7.       By this process nitrogen is released into the atmosphere again.

 

The Phosphorus Cycle

       Phosphorus is important to living organisms because it forms part of DNA and RNA.

       It is not very common in the biosphere and remains mostly on land in rock and soil minerals, and in ocean sediments.

       Phosphorus exists in the form of inorganic phosphate and as the rocks wear down, phosphate washes into rivers and streams where it dissolves and then eventually makes it way to the oceans.

       How does this cycle work?

1.       The phosphate that stays on land cycles between

 organisms and the soil.

2.       Plants absorb phosphate from the soil or from water and bind the phosphate into organic compounds.

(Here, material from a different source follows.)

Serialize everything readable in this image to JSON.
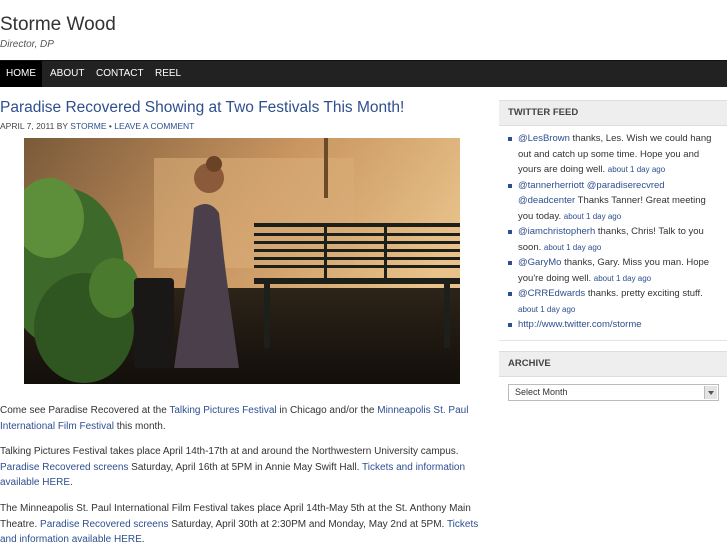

3.       Organic phosphate moves through the food web, from producers to consumers, and to the rest of the ecosystem.

 

Nutrient Limitation

       Primary productivity is the rate at which organic matter is created by producers.

       The amount of available nutrients controls the primary productivity of an ecosystem.

       If a nutrient is in short supply, it will limit an organism’s growth.

       A limiting nutrient is a single nutrient that is scarce or cycles very slowly.

       Farmers apply fertilizers to their crops to boost their productivity.

       Fertilizers contain three important nutrients:

       nitrogen

       phosphorus

       potassium

    These nutrients help plants grow larger and more quickly.

    Areas where limiting nutrient occur:

v      open oceans – nitrogen

v      oceans – iron and silica

v      streams, lakes and freshwater environments – phosphorus

       When an aquatic system receives a large amount of a limiting factor – runoff from a heavily fertilized field – an immediate increase in the amount of algae and other producers occurs resulting in an algal bloom.

       The producers grow and reproduce quickly and if there are not enough consumers to eat the excess algae, the surface of the water may become covered with algae.